The records that follow must be repeated exactly as they stand.

· · ·

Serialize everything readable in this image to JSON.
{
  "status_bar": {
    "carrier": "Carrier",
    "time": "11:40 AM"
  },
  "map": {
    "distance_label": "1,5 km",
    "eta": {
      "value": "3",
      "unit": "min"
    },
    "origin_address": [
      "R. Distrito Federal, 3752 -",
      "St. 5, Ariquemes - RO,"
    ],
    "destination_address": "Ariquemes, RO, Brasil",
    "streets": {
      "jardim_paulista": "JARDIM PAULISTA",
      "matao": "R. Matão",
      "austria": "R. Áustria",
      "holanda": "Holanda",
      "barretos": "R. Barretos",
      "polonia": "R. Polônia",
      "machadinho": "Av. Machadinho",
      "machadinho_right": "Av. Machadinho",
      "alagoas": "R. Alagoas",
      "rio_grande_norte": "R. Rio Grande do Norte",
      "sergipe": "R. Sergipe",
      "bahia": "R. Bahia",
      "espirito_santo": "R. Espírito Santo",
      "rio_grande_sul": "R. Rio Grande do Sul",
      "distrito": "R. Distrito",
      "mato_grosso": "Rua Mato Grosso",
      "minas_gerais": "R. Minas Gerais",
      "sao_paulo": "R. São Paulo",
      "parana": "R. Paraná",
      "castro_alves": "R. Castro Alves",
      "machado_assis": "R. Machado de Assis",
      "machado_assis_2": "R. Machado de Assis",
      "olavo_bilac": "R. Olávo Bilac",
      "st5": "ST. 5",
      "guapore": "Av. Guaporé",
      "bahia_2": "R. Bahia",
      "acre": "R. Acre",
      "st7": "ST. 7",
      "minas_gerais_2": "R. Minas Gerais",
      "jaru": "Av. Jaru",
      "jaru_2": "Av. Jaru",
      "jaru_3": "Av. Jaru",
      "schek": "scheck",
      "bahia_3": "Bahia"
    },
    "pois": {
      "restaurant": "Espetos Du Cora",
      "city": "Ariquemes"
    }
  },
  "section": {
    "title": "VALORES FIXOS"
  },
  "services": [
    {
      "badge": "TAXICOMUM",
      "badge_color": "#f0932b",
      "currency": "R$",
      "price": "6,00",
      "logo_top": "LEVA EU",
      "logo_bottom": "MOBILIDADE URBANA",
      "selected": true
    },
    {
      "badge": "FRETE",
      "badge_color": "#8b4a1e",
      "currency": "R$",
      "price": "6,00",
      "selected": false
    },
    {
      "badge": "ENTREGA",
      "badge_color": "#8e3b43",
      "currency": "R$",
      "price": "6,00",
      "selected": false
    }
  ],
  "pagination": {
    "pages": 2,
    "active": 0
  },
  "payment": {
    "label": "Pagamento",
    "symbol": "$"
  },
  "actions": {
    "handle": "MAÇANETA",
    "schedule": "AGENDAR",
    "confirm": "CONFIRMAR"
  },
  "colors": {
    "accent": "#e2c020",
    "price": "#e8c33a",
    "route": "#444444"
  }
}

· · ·

> _Result of this exercise_
Serialize everything readable in this image to JSON.
{
  "status_bar": {
    "carrier": "Carrier",
    "time": "11:40 AM"
  },
  "map": {
    "distance_label": "1,5 km",
    "eta": {
      "value": "3",
      "unit": "min"
    },
    "origin_address": [
      "R. Distrito Federal, 3752 -",
      "St. 5, Ariquemes - RO,"
    ],
    "destination_address": "Ariquemes, RO, Brasil",
    "streets": {
      "jardim_paulista": "JARDIM PAULISTA",
      "matao": "R. Matão",
      "austria": "R. Áustria",
      "holanda": "Holanda",
      "barretos": "R. Barretos",
      "polonia": "R. Polônia",
      "machadinho": "Av. Machadinho",
      "machadinho_right": "Av. Machadinho",
      "alagoas": "R. Alagoas",
      "rio_grande_norte": "R. Rio Grande do Norte",
      "sergipe": "R. Sergipe",
      "bahia": "R. Bahia",
      "espirito_santo": "R. Espírito Santo",
      "rio_grande_sul": "R. Rio Grande do Sul",
      "distrito": "R. Distrito",
      "mato_grosso": "Rua Mato Grosso",
      "minas_gerais": "R. Minas Gerais",
      "sao_paulo": "R. São Paulo",
      "parana": "R. Paraná",
      "castro_alves": "R. Castro Alves",
      "machado_assis": "R. Machado de Assis",
      "machado_assis_2": "R. Machado de Assis",
      "olavo_bilac": "R. Olávo Bilac",
      "st5": "ST. 5",
      "guapore": "Av. Guaporé",
      "bahia_2": "R. Bahia",
      "acre": "R. Acre",
      "st7": "ST. 7",
      "minas_gerais_2": "R. Minas Gerais",
      "jaru": "Av. Jaru",
      "jaru_2": "Av. Jaru",
      "jaru_3": "Av. Jaru",
      "schek": "scheck",
      "bahia_3": "Bahia"
    },
    "pois": {
      "restaurant": "Espetos Du Cora",
      "city": "Ariquemes"
    }
  },
  "section": {
    "title": "VALORES FIXOS"
  },
  "services": [
    {
      "badge": "TAXICOMUM",
      "badge_color": "#f0932b",
      "currency": "R$",
      "price": "6,00",
      "logo_top": "LEVA EU",
      "logo_bottom": "MOBILIDADE URBANA",
      "selected": true
    },
    {
      "badge": "FRETE",
      "badge_color": "#8b4a1e",
      "currency": "R$",
      "price": "6,00",
      "selected": false
    },
    {
      "badge": "ENTREGA",
      "badge_color": "#8e3b43",
      "currency": "R$",
      "price": "6,00",
      "selected": false
    }
  ],
  "pagination": {
    "pages": 2,
    "active": 0
  },
  "payment": {
    "label": "Pagamento",
    "symbol": "$"
  },
  "actions": {
    "handle": "MAÇANETA",
    "schedule": "AGENDAR",
    "confirm": "CONFIRMAR"
  },
  "colors": {
    "accent": "#e2c020",
    "price": "#e8c33a",
    "route": "#444444"
  }
}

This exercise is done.